Listed records >>
━━━━━━━━━━
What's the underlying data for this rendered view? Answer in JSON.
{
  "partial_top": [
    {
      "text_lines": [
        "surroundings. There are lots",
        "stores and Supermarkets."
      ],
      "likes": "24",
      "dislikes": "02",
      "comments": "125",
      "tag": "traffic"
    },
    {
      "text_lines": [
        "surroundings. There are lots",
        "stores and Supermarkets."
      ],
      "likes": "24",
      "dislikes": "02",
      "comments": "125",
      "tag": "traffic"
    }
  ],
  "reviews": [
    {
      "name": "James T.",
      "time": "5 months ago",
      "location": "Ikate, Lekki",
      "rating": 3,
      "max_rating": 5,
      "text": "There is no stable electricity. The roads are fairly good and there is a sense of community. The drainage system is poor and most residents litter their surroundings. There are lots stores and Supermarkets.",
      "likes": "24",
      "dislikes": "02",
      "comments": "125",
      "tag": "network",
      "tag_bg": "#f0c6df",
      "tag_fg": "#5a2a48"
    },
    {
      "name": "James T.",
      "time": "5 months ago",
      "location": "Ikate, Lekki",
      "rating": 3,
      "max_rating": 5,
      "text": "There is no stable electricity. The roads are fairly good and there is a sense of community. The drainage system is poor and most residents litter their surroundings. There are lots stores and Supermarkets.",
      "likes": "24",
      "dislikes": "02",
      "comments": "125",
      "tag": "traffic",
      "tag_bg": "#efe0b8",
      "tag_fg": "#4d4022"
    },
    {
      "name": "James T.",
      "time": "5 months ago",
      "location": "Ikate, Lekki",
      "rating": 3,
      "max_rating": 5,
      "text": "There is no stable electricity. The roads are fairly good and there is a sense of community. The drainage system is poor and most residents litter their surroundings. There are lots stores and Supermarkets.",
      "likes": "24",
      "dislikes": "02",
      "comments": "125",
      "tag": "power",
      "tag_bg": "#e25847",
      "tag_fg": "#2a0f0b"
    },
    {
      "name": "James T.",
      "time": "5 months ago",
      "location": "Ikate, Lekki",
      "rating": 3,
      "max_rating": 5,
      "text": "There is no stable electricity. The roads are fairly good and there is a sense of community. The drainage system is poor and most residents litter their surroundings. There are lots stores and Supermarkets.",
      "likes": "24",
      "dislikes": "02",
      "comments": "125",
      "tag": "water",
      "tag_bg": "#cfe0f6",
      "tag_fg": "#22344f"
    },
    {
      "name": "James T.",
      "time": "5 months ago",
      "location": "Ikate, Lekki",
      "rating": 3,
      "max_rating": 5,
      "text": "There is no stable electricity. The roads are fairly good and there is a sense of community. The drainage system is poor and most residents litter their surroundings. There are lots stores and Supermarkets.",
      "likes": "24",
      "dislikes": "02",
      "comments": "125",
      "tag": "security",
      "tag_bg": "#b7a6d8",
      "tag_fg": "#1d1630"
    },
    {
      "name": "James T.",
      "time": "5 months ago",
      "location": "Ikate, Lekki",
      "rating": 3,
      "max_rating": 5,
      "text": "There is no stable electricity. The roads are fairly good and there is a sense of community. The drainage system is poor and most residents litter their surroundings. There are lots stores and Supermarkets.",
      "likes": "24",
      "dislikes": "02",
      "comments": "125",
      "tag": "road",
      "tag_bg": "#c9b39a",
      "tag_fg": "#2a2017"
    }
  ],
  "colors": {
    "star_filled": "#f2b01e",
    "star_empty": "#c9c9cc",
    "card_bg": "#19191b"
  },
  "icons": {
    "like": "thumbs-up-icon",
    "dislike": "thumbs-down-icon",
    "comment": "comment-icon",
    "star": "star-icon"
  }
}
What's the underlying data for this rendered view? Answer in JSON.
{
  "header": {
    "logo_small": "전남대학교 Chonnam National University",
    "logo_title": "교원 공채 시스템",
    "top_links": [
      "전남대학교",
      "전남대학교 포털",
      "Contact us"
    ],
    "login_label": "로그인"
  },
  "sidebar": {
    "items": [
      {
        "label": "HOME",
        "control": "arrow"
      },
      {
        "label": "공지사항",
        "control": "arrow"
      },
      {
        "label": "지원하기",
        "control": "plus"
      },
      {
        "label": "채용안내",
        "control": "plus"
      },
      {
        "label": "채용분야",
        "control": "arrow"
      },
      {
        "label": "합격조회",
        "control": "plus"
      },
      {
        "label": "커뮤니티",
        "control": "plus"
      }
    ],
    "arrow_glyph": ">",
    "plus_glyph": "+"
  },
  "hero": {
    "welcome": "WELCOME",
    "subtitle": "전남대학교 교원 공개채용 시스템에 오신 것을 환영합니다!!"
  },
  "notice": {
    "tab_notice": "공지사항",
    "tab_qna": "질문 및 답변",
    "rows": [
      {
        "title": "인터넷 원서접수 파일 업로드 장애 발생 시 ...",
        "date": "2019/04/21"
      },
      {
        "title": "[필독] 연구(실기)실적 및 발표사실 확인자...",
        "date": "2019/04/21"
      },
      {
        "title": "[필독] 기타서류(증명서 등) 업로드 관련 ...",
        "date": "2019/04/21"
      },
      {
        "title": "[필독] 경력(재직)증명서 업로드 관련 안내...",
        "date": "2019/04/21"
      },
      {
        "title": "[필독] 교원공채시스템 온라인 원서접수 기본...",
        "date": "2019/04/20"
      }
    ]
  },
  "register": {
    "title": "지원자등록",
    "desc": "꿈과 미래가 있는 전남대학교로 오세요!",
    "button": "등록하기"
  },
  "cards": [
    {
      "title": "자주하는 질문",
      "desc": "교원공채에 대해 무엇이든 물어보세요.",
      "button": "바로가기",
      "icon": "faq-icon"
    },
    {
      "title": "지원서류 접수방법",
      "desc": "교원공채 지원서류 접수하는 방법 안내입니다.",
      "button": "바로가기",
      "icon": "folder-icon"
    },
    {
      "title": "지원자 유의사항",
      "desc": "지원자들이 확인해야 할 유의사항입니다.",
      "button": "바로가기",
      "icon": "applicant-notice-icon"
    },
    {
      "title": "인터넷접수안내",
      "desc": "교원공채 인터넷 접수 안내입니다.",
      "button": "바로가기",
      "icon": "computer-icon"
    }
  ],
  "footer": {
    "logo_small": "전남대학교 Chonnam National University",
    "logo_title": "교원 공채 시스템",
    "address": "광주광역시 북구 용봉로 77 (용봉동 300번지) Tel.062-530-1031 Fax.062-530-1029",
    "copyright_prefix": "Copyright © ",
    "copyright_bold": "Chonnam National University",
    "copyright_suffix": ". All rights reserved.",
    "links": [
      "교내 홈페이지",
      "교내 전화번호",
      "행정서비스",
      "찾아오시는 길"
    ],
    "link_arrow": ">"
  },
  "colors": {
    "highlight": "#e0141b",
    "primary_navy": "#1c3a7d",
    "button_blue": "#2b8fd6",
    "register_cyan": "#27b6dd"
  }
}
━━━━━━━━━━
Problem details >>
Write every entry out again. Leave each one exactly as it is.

Answer >>
What's the underlying data for this rendered view? Answer in JSON.
{
  "partial_top": [
    {
      "text_lines": [
        "surroundings. There are lots",
        "stores and Supermarkets."
      ],
      "likes": "24",
      "dislikes": "02",
      "comments": "125",
      "tag": "traffic"
    },
    {
      "text_lines": [
        "surroundings. There are lots",
        "stores and Supermarkets."
      ],
      "likes": "24",
      "dislikes": "02",
      "comments": "125",
      "tag": "traffic"
    }
  ],
  "reviews": [
    {
      "name": "James T.",
      "time": "5 months ago",
      "location": "Ikate, Lekki",
      "rating": 3,
      "max_rating": 5,
      "text": "There is no stable electricity. The roads are fairly good and there is a sense of community. The drainage system is poor and most residents litter their surroundings. There are lots stores and Supermarkets.",
      "likes": "24",
      "dislikes": "02",
      "comments": "125",
      "tag": "network",
      "tag_bg": "#f0c6df",
      "tag_fg": "#5a2a48"
    },
    {
      "name": "James T.",
      "time": "5 months ago",
      "location": "Ikate, Lekki",
      "rating": 3,
      "max_rating": 5,
      "text": "There is no stable electricity. The roads are fairly good and there is a sense of community. The drainage system is poor and most residents litter their surroundings. There are lots stores and Supermarkets.",
      "likes": "24",
      "dislikes": "02",
      "comments": "125",
      "tag": "traffic",
      "tag_bg": "#efe0b8",
      "tag_fg": "#4d4022"
    },
    {
      "name": "James T.",
      "time": "5 months ago",
      "location": "Ikate, Lekki",
      "rating": 3,
      "max_rating": 5,
      "text": "There is no stable electricity. The roads are fairly good and there is a sense of community. The drainage system is poor and most residents litter their surroundings. There are lots stores and Supermarkets.",
      "likes": "24",
      "dislikes": "02",
      "comments": "125",
      "tag": "power",
      "tag_bg": "#e25847",
      "tag_fg": "#2a0f0b"
    },
    {
      "name": "James T.",
      "time": "5 months ago",
      "location": "Ikate, Lekki",
      "rating": 3,
      "max_rating": 5,
      "text": "There is no stable electricity. The roads are fairly good and there is a sense of community. The drainage system is poor and most residents litter their surroundings. There are lots stores and Supermarkets.",
      "likes": "24",
      "dislikes": "02",
      "comments": "125",
      "tag": "water",
      "tag_bg": "#cfe0f6",
      "tag_fg": "#22344f"
    },
    {
      "name": "James T.",
      "time": "5 months ago",
      "location": "Ikate, Lekki",
      "rating": 3,
      "max_rating": 5,
      "text": "There is no stable electricity. The roads are fairly good and there is a sense of community. The drainage system is poor and most residents litter their surroundings. There are lots stores and Supermarkets.",
      "likes": "24",
      "dislikes": "02",
      "comments": "125",
      "tag": "security",
      "tag_bg": "#b7a6d8",
      "tag_fg": "#1d1630"
    },
    {
      "name": "James T.",
      "time": "5 months ago",
      "location": "Ikate, Lekki",
      "rating": 3,
      "max_rating": 5,
      "text": "There is no stable electricity. The roads are fairly good and there is a sense of community. The drainage system is poor and most residents litter their surroundings. There are lots stores and Supermarkets.",
      "likes": "24",
      "dislikes": "02",
      "comments": "125",
      "tag": "road",
      "tag_bg": "#c9b39a",
      "tag_fg": "#2a2017"
    }
  ],
  "colors": {
    "star_filled": "#f2b01e",
    "star_empty": "#c9c9cc",
    "card_bg": "#19191b"
  },
  "icons": {
    "like": "thumbs-up-icon",
    "dislike": "thumbs-down-icon",
    "comment": "comment-icon",
    "star": "star-icon"
  }
}
What's the underlying data for this rendered view? Answer in JSON.
{
  "header": {
    "logo_small": "전남대학교 Chonnam National University",
    "logo_title": "교원 공채 시스템",
    "top_links": [
      "전남대학교",
      "전남대학교 포털",
      "Contact us"
    ],
    "login_label": "로그인"
  },
  "sidebar": {
    "items": [
      {
        "label": "HOME",
        "control": "arrow"
      },
      {
        "label": "공지사항",
        "control": "arrow"
      },
      {
        "label": "지원하기",
        "control": "plus"
      },
      {
        "label": "채용안내",
        "control": "plus"
      },
      {
        "label": "채용분야",
        "control": "arrow"
      },
      {
        "label": "합격조회",
        "control": "plus"
      },
      {
        "label": "커뮤니티",
        "control": "plus"
      }
    ],
    "arrow_glyph": ">",
    "plus_glyph": "+"
  },
  "hero": {
    "welcome": "WELCOME",
    "subtitle": "전남대학교 교원 공개채용 시스템에 오신 것을 환영합니다!!"
  },
  "notice": {
    "tab_notice": "공지사항",
    "tab_qna": "질문 및 답변",
    "rows": [
      {
        "title": "인터넷 원서접수 파일 업로드 장애 발생 시 ...",
        "date": "2019/04/21"
      },
      {
        "title": "[필독] 연구(실기)실적 및 발표사실 확인자...",
        "date": "2019/04/21"
      },
      {
        "title": "[필독] 기타서류(증명서 등) 업로드 관련 ...",
        "date": "2019/04/21"
      },
      {
        "title": "[필독] 경력(재직)증명서 업로드 관련 안내...",
        "date": "2019/04/21"
      },
      {
        "title": "[필독] 교원공채시스템 온라인 원서접수 기본...",
        "date": "2019/04/20"
      }
    ]
  },
  "register": {
    "title": "지원자등록",
    "desc": "꿈과 미래가 있는 전남대학교로 오세요!",
    "button": "등록하기"
  },
  "cards": [
    {
      "title": "자주하는 질문",
      "desc": "교원공채에 대해 무엇이든 물어보세요.",
      "button": "바로가기",
      "icon": "faq-icon"
    },
    {
      "title": "지원서류 접수방법",
      "desc": "교원공채 지원서류 접수하는 방법 안내입니다.",
      "button": "바로가기",
      "icon": "folder-icon"
    },
    {
      "title": "지원자 유의사항",
      "desc": "지원자들이 확인해야 할 유의사항입니다.",
      "button": "바로가기",
      "icon": "applicant-notice-icon"
    },
    {
      "title": "인터넷접수안내",
      "desc": "교원공채 인터넷 접수 안내입니다.",
      "button": "바로가기",
      "icon": "computer-icon"
    }
  ],
  "footer": {
    "logo_small": "전남대학교 Chonnam National University",
    "logo_title": "교원 공채 시스템",
    "address": "광주광역시 북구 용봉로 77 (용봉동 300번지) Tel.062-530-1031 Fax.062-530-1029",
    "copyright_prefix": "Copyright © ",
    "copyright_bold": "Chonnam National University",
    "copyright_suffix": ". All rights reserved.",
    "links": [
      "교내 홈페이지",
      "교내 전화번호",
      "행정서비스",
      "찾아오시는 길"
    ],
    "link_arrow": ">"
  },
  "colors": {
    "highlight": "#e0141b",
    "primary_navy": "#1c3a7d",
    "button_blue": "#2b8fd6",
    "register_cyan": "#27b6dd"
  }
}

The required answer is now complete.